**Prompt**
Scan the records for the word "title". Return each line where it is found.

──────────

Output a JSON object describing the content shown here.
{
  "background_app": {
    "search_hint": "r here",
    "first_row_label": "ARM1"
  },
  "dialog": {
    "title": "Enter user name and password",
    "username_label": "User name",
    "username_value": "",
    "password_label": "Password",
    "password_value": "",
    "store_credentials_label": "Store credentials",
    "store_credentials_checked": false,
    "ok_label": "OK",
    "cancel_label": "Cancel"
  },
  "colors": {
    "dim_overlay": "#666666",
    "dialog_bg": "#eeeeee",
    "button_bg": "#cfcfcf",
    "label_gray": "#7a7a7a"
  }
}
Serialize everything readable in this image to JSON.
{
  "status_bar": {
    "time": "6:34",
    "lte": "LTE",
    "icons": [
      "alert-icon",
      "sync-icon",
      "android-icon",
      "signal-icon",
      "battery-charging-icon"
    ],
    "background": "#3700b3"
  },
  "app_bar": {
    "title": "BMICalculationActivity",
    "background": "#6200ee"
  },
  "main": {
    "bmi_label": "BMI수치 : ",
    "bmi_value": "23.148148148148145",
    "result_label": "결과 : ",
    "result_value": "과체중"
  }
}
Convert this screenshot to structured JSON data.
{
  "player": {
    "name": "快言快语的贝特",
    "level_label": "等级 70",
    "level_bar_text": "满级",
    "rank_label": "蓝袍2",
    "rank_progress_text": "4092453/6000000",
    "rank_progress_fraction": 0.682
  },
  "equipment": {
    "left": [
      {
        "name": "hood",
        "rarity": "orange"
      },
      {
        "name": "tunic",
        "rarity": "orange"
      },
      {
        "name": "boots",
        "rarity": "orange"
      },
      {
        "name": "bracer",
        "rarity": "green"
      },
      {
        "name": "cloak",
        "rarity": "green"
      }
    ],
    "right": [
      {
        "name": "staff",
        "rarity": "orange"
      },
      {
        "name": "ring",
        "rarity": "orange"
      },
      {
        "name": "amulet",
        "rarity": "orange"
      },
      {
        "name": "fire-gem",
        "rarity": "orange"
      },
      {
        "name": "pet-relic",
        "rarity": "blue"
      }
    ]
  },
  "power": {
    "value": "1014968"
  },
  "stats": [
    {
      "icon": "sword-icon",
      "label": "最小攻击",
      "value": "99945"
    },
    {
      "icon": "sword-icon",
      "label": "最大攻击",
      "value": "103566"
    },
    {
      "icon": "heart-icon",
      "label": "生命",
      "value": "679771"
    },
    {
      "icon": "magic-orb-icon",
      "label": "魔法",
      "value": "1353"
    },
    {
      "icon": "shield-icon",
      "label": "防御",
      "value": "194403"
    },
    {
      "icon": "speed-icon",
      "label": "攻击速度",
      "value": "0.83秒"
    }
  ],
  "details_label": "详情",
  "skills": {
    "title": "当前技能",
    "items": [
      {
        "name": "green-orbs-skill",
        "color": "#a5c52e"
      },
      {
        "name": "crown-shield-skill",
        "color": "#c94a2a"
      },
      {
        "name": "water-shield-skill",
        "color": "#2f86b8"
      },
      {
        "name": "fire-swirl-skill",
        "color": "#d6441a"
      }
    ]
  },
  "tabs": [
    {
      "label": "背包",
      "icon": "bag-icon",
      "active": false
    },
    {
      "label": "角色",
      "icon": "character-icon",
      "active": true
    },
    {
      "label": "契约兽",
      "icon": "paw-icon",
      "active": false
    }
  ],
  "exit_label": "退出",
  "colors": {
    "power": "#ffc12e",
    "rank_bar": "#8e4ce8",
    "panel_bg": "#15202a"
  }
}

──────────

**Finished task**
    "title": "Enter user name and password",
    "title": "BMICalculationActivity",
    "title": "当前技能",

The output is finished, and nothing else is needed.